Finish the process:
- Clean the dishes right after eating.
- Throw dirty cloths in the bin, not on chair.
- Turn off phone after brushing teeth.
Pairing things you'll do anyways with things you'd like to do but don't find time for.
- Pair eating + coding/reading.
- Pair falling asleep + mediating.
- Driving + listening to audiobooks.
- Swimming + reflecting/planning.
- Waking up + listening to podcasts.
- Watching videos + stretching.
Say no upfront is better than being flaky and saying maybe.
- Don't waste your time on things that are low value, on being the "trash-bin" for other's complaints, on being forced to participate in meaningless tradition; if your friendship requires these, then these are not your true friends
- At the same time, don't do these to your friends
- Only exchange on high-value activities
- Living high-quality life isn't about doing many things, but not doing certain things, and instead, do the few high-value things (proactivity: what are the 3 most important things you can do today?)
- Play the long game: make long-term friends, establish long-term partnerships
- Delaying gratification means the satisfaction you'll gain from doing the harder things will almost always be the best - the great book you've finished, the great work you've done - these will become the highlights of your life in forever
- Time cost and opportunity costs
Depending on how you naturally work:
- Utilizing fragmented time is important: listening that audiobook, the podcast, read through a few pages, watch videos, play games

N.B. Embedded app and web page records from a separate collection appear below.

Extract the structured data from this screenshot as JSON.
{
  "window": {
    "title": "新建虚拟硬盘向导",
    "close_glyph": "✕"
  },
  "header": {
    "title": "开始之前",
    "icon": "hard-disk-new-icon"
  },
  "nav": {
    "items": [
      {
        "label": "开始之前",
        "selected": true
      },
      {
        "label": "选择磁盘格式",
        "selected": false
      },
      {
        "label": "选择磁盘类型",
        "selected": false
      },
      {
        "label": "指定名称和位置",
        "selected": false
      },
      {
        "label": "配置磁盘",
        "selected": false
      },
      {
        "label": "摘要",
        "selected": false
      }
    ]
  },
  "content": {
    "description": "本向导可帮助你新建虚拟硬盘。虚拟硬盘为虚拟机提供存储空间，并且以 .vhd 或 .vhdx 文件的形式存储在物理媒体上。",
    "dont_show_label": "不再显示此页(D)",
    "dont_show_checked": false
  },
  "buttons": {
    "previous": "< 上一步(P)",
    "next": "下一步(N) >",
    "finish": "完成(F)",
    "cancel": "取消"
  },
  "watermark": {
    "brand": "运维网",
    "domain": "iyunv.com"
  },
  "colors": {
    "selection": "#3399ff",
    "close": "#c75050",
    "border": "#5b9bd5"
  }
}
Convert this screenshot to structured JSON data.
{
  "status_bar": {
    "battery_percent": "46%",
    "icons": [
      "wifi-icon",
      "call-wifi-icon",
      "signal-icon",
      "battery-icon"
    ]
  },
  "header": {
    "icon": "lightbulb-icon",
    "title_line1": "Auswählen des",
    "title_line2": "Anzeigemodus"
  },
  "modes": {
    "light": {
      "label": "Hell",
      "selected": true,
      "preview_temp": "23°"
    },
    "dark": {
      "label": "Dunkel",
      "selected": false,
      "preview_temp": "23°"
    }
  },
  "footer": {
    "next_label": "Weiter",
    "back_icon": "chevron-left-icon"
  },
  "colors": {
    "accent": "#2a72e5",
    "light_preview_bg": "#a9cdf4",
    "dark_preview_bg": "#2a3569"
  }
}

- But so is diminishing the time fragmentation: sort out a concentrated time for emails, messages, social media, YouTube, meetings